As of September 2012 squatting in a residential property will become a criminal offence in England and Wales with a maximum penalty of six months’ prison and/or a £5,000 fine. The offence is part of the Legal Aid, Sentencing and Punishment of Offenders Act 2012.
The new offence will make it harder for trespassers to claim trespassers’ rights, because their occupation will be a criminal act and Police will have a specific duty to enter the property to arrest anyone suspected of squatting, and can ignore ‘squatters’ rights’ notices.
Trespassing will be where someone knowingly enters a residential building as a trespasser, and is either living there or planning to live there without the owner’s consent. There will no longer be a requirement for the property owner to ask the trespassers to leave before being able to involve the police.
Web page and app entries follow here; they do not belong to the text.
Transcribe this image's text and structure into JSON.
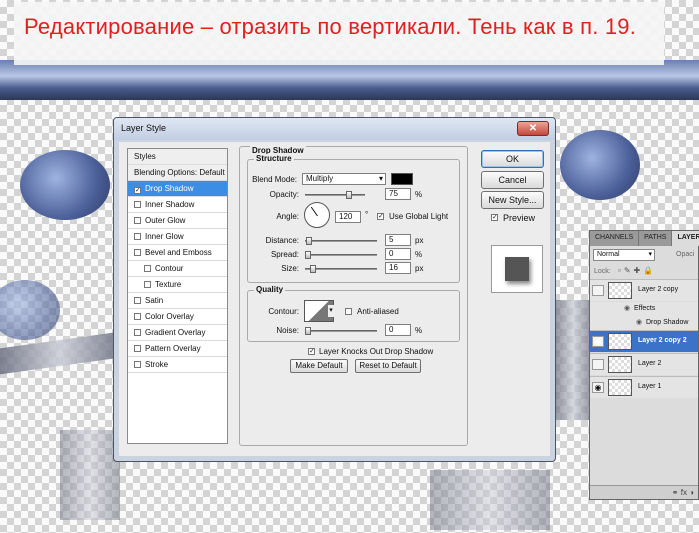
{
  "banner": {
    "text": "Редактирование – отразить по вертикали. Тень как в п. 19."
  },
  "dialog": {
    "title": "Layer Style",
    "close_glyph": "✕",
    "styles_list": [
      {
        "label": "Styles",
        "type": "header"
      },
      {
        "label": "Blending Options: Default",
        "type": "header"
      },
      {
        "label": "Drop Shadow",
        "checked": true,
        "selected": true
      },
      {
        "label": "Inner Shadow",
        "checked": false
      },
      {
        "label": "Outer Glow",
        "checked": false
      },
      {
        "label": "Inner Glow",
        "checked": false
      },
      {
        "label": "Bevel and Emboss",
        "checked": false
      },
      {
        "label": "Contour",
        "checked": false,
        "indent": true
      },
      {
        "label": "Texture",
        "checked": false,
        "indent": true
      },
      {
        "label": "Satin",
        "checked": false
      },
      {
        "label": "Color Overlay",
        "checked": false
      },
      {
        "label": "Gradient Overlay",
        "checked": false
      },
      {
        "label": "Pattern Overlay",
        "checked": false
      },
      {
        "label": "Stroke",
        "checked": false
      }
    ],
    "drop_shadow": {
      "section_title": "Drop Shadow",
      "structure_title": "Structure",
      "blend_mode_label": "Blend Mode:",
      "blend_mode_value": "Multiply",
      "shadow_color": "#000000",
      "opacity_label": "Opacity:",
      "opacity_value": "75",
      "opacity_unit": "%",
      "angle_label": "Angle:",
      "angle_value": "120",
      "angle_unit": "°",
      "use_global_light_label": "Use Global Light",
      "use_global_light_checked": true,
      "distance_label": "Distance:",
      "distance_value": "5",
      "distance_unit": "px",
      "spread_label": "Spread:",
      "spread_value": "0",
      "spread_unit": "%",
      "size_label": "Size:",
      "size_value": "16",
      "size_unit": "px",
      "quality_title": "Quality",
      "contour_label": "Contour:",
      "anti_aliased_label": "Anti-aliased",
      "anti_aliased_checked": false,
      "noise_label": "Noise:",
      "noise_value": "0",
      "noise_unit": "%",
      "knocks_out_label": "Layer Knocks Out Drop Shadow",
      "knocks_out_checked": true,
      "make_default_label": "Make Default",
      "reset_default_label": "Reset to Default"
    },
    "buttons": {
      "ok": "OK",
      "cancel": "Cancel",
      "new_style": "New Style..."
    },
    "preview_label": "Preview",
    "preview_checked": true
  },
  "layers_panel": {
    "tabs": [
      "CHANNELS",
      "PATHS",
      "LAYER"
    ],
    "blend_mode": "Normal",
    "opacity_label": "Opaci",
    "lock_label": "Lock:",
    "layers": [
      {
        "name": "Layer 2 copy",
        "visible": false,
        "selected": false
      },
      {
        "name": "Effects",
        "sub": true
      },
      {
        "name": "Drop Shadow",
        "sub": true
      },
      {
        "name": "Layer 2 copy 2",
        "visible": true,
        "selected": true
      },
      {
        "name": "Layer 2",
        "visible": false,
        "selected": false
      },
      {
        "name": "Layer 1",
        "visible": true,
        "selected": false
      }
    ],
    "footer_icons": "⚭ fx ◑"
  },
  "colors": {
    "accent": "#3b8ee4",
    "banner_text": "#e02020",
    "selected_layer": "#3b73c8"
  }
}
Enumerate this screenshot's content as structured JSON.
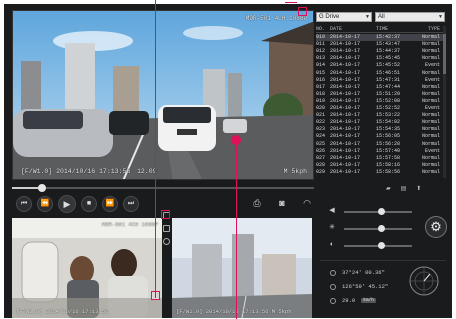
{
  "main_video": {
    "osd_top": "MDR-501 4CH 1080P",
    "osd_bottom": "[F/W1.0] 2014/10/16 17:13:56",
    "osd_mid": "12.09",
    "osd_speed": "M 5kph"
  },
  "progress": {
    "fraction": 0.1
  },
  "sub_video_1": {
    "osd_top": "MDR-501 4CH 1080P",
    "osd_bottom": "[F/W1.0] 2014/10/16 17:13:56"
  },
  "sub_video_2": {
    "osd_bottom": "[F/W1.0] 2014/10/16 17:13:56 M 5kph"
  },
  "filters": {
    "drive": "G Drive",
    "category": "All"
  },
  "list": {
    "headers": [
      "NO.",
      "DATE",
      "TIME",
      "TYPE"
    ],
    "rows": [
      [
        "010",
        "2014-10-17",
        "15:42:37",
        "Normal"
      ],
      [
        "011",
        "2014-10-17",
        "15:43:47",
        "Normal"
      ],
      [
        "012",
        "2014-10-17",
        "15:44:37",
        "Normal"
      ],
      [
        "013",
        "2014-10-17",
        "15:45:45",
        "Normal"
      ],
      [
        "014",
        "2014-10-17",
        "15:45:52",
        "Event"
      ],
      [
        "015",
        "2014-10-17",
        "15:46:51",
        "Normal"
      ],
      [
        "016",
        "2014-10-17",
        "15:47:31",
        "Event"
      ],
      [
        "017",
        "2014-10-17",
        "15:47:44",
        "Normal"
      ],
      [
        "018",
        "2014-10-17",
        "15:51:20",
        "Normal"
      ],
      [
        "019",
        "2014-10-17",
        "15:52:08",
        "Normal"
      ],
      [
        "020",
        "2014-10-17",
        "15:52:52",
        "Event"
      ],
      [
        "021",
        "2014-10-17",
        "15:53:22",
        "Normal"
      ],
      [
        "022",
        "2014-10-17",
        "15:54:02",
        "Normal"
      ],
      [
        "023",
        "2014-10-17",
        "15:54:35",
        "Normal"
      ],
      [
        "024",
        "2014-10-17",
        "15:56:05",
        "Normal"
      ],
      [
        "025",
        "2014-10-17",
        "15:56:28",
        "Normal"
      ],
      [
        "026",
        "2014-10-17",
        "15:57:40",
        "Event"
      ],
      [
        "027",
        "2014-10-17",
        "15:57:58",
        "Normal"
      ],
      [
        "028",
        "2014-10-17",
        "15:58:16",
        "Normal"
      ],
      [
        "029",
        "2014-10-17",
        "15:58:56",
        "Normal"
      ]
    ],
    "selected_index": 0
  },
  "sliders": [
    {
      "icon": "volume-icon",
      "level": 0.55
    },
    {
      "icon": "brightness-icon",
      "level": 0.55
    },
    {
      "icon": "contrast-icon",
      "level": 0.55
    }
  ],
  "gps": {
    "lat": "37°24' 00.36\"",
    "lon": "126°59' 45.12\"",
    "speed": "29.0",
    "unit": "km/h"
  },
  "colors": {
    "annotation": "#e0105a",
    "panel_bg": "#1a1b1d"
  }
}
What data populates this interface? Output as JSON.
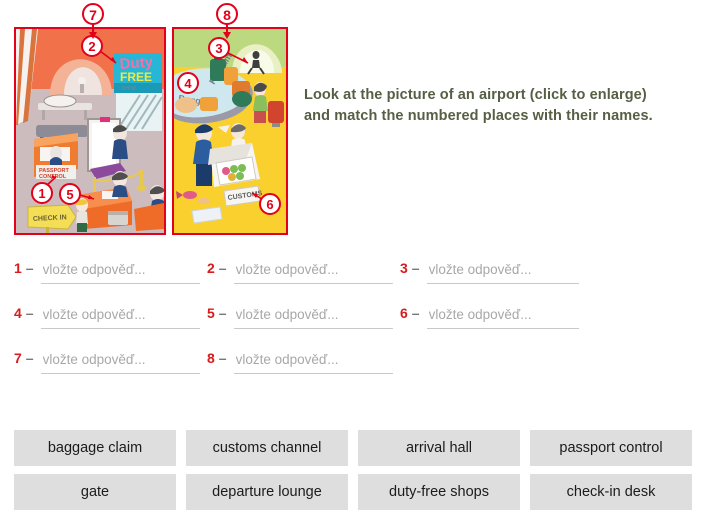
{
  "instruction": {
    "line1": "Look at the picture of an airport (click to enlarge)",
    "line2": "and match the numbered places with their names.",
    "color": "#555f44"
  },
  "pictures": {
    "callouts": [
      {
        "number": "7",
        "target": "departures-panel"
      },
      {
        "number": "8",
        "target": "arrivals-panel"
      }
    ],
    "panels": [
      {
        "name": "departures-panel",
        "alt": "Airport departures hall illustration",
        "border_color": "#e2001a",
        "signs": [
          "Duty",
          "FREE",
          "PASSPORT CONTROL",
          "CHECK IN"
        ],
        "markers": [
          "2",
          "1",
          "5"
        ]
      },
      {
        "name": "arrivals-panel",
        "alt": "Airport arrivals hall illustration",
        "border_color": "#e2001a",
        "signs": [
          "Baggage Reclaim",
          "CUSTOMS"
        ],
        "markers": [
          "3",
          "4",
          "6"
        ]
      }
    ]
  },
  "answers": {
    "placeholder": "vložte odpověď...",
    "dash": "–",
    "number_color": "#d81b1b",
    "rows": [
      [
        {
          "number": "1",
          "value": ""
        },
        {
          "number": "2",
          "value": ""
        },
        {
          "number": "3",
          "value": ""
        }
      ],
      [
        {
          "number": "4",
          "value": ""
        },
        {
          "number": "5",
          "value": ""
        },
        {
          "number": "6",
          "value": ""
        }
      ],
      [
        {
          "number": "7",
          "value": ""
        },
        {
          "number": "8",
          "value": ""
        }
      ]
    ]
  },
  "word_bank": {
    "chip_color": "#dedede",
    "rows": [
      [
        "baggage claim",
        "customs channel",
        "arrival hall",
        "passport control"
      ],
      [
        "gate",
        "departure lounge",
        "duty-free shops",
        "check-in desk"
      ]
    ]
  }
}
It is worthwhile remembering however that squatting as a criminal offence will not apply to residential tenants who continue to stay in a property, despite paying no rent, and therefore they will still be subject to the normal eviction proceedings. Nor will it apply to people who think they had permission to live in a residential property.
Housing Minister Grant Shapps said: “For too long, hardworking people have faced long legal battles to get their homes back from squatters, and repair bills reaching into the thousands when they finally leave.
“No longer will there be so-called ‘squatters’ rights’. Instead, from next week, we’re tipping the scales of justice back in favour of the homeowner and making the law crystal clear: entering a property with the intention of squatting will be a criminal offence.”
The offence will not apply retrospectively, so people already squatting in a residential property by September 1 will escape prosecution.